RECORDS SUPPLIED:
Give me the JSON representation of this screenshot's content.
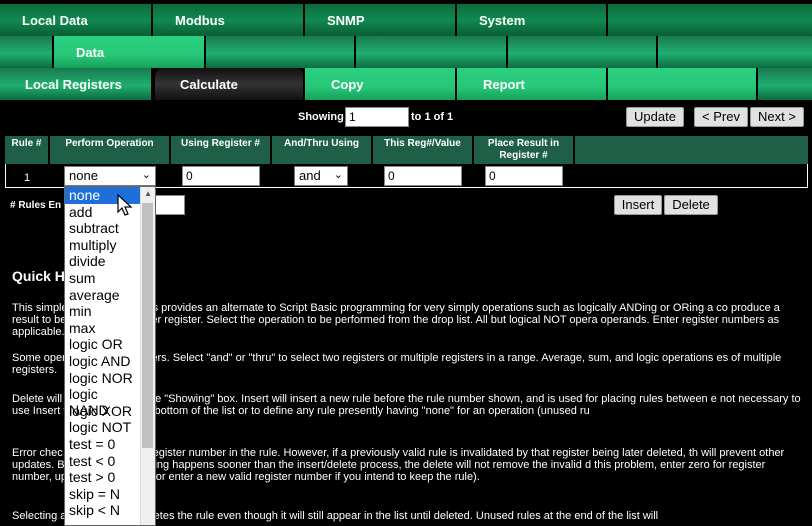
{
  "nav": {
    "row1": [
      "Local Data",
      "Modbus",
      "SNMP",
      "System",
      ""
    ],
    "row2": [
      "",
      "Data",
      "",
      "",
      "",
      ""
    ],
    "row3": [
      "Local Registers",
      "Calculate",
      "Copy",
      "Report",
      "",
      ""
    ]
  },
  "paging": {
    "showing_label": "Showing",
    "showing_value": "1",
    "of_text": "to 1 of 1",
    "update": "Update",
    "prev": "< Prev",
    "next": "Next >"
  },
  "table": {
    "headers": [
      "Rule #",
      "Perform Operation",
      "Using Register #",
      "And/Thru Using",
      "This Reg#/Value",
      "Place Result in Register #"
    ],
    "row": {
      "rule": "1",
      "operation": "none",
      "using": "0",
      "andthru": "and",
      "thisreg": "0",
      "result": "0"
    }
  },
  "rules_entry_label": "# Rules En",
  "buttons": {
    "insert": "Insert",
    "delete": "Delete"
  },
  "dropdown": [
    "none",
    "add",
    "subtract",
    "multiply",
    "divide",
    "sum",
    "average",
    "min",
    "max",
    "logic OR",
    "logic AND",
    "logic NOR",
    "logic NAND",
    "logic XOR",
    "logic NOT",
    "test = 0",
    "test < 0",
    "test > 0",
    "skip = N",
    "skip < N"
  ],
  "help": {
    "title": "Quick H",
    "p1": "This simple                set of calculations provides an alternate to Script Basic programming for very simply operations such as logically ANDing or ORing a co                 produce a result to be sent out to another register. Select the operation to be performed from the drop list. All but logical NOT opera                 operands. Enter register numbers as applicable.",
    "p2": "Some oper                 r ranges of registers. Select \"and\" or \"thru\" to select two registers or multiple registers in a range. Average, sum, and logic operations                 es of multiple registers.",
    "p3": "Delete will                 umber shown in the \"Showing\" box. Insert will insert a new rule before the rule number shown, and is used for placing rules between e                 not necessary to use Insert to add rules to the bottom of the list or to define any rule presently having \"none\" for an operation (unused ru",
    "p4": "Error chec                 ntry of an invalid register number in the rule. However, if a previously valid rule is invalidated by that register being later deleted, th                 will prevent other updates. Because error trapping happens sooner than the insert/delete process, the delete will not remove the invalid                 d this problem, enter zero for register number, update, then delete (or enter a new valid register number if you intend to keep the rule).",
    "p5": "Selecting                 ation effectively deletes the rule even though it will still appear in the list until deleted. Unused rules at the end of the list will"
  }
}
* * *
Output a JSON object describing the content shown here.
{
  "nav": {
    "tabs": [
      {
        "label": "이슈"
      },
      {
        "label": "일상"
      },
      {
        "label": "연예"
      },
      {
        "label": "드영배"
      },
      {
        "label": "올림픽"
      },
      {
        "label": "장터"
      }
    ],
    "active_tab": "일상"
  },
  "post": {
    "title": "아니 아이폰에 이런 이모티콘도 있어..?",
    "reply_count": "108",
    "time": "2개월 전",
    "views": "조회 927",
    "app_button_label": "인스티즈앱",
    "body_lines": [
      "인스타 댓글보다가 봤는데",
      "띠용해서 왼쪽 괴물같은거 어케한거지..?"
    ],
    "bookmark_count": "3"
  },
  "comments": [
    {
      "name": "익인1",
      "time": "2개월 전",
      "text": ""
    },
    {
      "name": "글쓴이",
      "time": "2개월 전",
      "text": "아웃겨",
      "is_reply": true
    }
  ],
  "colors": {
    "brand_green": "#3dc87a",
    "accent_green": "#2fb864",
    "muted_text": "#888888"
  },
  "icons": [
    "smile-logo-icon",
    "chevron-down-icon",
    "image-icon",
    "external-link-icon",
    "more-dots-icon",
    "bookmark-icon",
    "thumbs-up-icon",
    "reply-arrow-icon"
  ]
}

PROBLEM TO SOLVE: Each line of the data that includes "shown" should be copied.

SOLVED EXERCISE:
    "p3": "Delete will                 umber shown in the \"Showing\" box. Insert will insert a new rule before the rule number shown, and is used for placing rules between e                 not necessary to use Insert to add rules to the bottom of the list or to define any rule presently having \"none\" for an operation (unused ru",
Output a JSON object describing the content shown here.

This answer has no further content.